We used to have a botrytis Semillon at cellar door, I think the last vintage was in 1996 or 98. I tried it a couple of times and the wine was lovely. But I was never really convinced about its place on our list. Rutherglen is known for its warm dry autumns, which are the reason we are able to make our famous fortified Muscat and Tokay, and also the reason why Durif is able to ripen soundly. Botrytis is rare, and a problem when it does turn up. So I thought we should try something a little more ‘climatically correct' and Vin de Paille is a perfect fit. It is a traditional method almost as old as winemaking itself. By drying grapes the sugar in the juice becomes concentrated, and eventually concentrated to the point where yeast will not be able to use it all up before they pass out from exhaustion. The result is a sweet wine. Because of their sweetness and alcohol, these wines are inherently stable and millennia ago they became some of the first icon wines to be traded long distance around the Classical world.

The simplest method is the dry them on the vine or on mats in the open, but this will only work where the weather is reliably dry and warm. It only takes a few days and leaves the grapes out for the birds and bugs to eat. Slower, more labour intensive, but producing a better product is Vin de Paille, where the bunches are laid out on straw inside airy drying rooms for a few months. Alternatives are wooden trays or even stringing the bunches up on string!
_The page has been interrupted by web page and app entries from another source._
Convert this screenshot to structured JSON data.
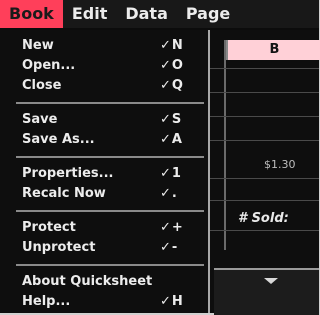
{
  "menubar": {
    "items": [
      "Book",
      "Edit",
      "Data",
      "Page"
    ],
    "active": "Book",
    "active_color": "#ff3f5a"
  },
  "book_menu": {
    "items": [
      {
        "label": "New",
        "shortcut": "✓N"
      },
      {
        "label": "Open...",
        "shortcut": "✓O"
      },
      {
        "label": "Close",
        "shortcut": "✓Q"
      },
      {
        "label": "Save",
        "shortcut": "✓S"
      },
      {
        "label": "Save As...",
        "shortcut": "✓A"
      },
      {
        "label": "Properties...",
        "shortcut": "✓1"
      },
      {
        "label": "Recalc Now",
        "shortcut": "✓."
      },
      {
        "label": "Protect",
        "shortcut": "✓+"
      },
      {
        "label": "Unprotect",
        "shortcut": "✓-"
      },
      {
        "label": "About Quicksheet",
        "shortcut": ""
      },
      {
        "label": "Help...",
        "shortcut": "✓H"
      }
    ]
  },
  "sheet": {
    "column_b": "B",
    "money_cell": "$1.30",
    "label_cell": "# Sold:",
    "header_color": "#ffd0d7"
  }
}
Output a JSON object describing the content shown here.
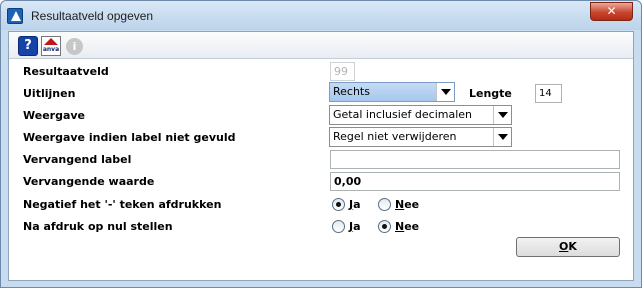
{
  "window": {
    "title": "Resultaatveld opgeven",
    "close_glyph": "✕"
  },
  "toolbar": {
    "help_glyph": "?",
    "anva_label": "anva",
    "info_glyph": "i",
    "icons": [
      "help-icon",
      "anva-icon",
      "info-icon"
    ]
  },
  "form": {
    "resultaatveld": {
      "label": "Resultaatveld",
      "value": "99"
    },
    "uitlijnen": {
      "label": "Uitlijnen",
      "value": "Rechts"
    },
    "lengte": {
      "label": "Lengte",
      "value": "14"
    },
    "weergave": {
      "label": "Weergave",
      "value": "Getal inclusief decimalen"
    },
    "weergave_label": {
      "label": "Weergave indien label niet gevuld",
      "value": "Regel niet verwijderen"
    },
    "vervangend_label": {
      "label": "Vervangend label",
      "value": ""
    },
    "vervangende_waarde": {
      "label": "Vervangende waarde",
      "value": "0,00"
    },
    "negatief": {
      "label": "Negatief het '-' teken afdrukken",
      "options": [
        {
          "key": "J",
          "rest": "a",
          "checked": true
        },
        {
          "key": "N",
          "rest": "ee",
          "checked": false
        }
      ]
    },
    "nul": {
      "label": "Na afdruk op nul stellen",
      "options": [
        {
          "key": "J",
          "rest": "a",
          "checked": false
        },
        {
          "key": "N",
          "rest": "ee",
          "checked": true
        }
      ]
    }
  },
  "buttons": {
    "ok_key": "O",
    "ok_rest": "K"
  },
  "colors": {
    "title_gradient_top": "#d9e8f7",
    "close_red": "#c9462e",
    "select_highlight": "#a7c7ec"
  }
}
Check out Google Images to see some amazing photos.

We'll have some links up on You Tube soon, so you can see what we have been doing.

We'll keep you posted,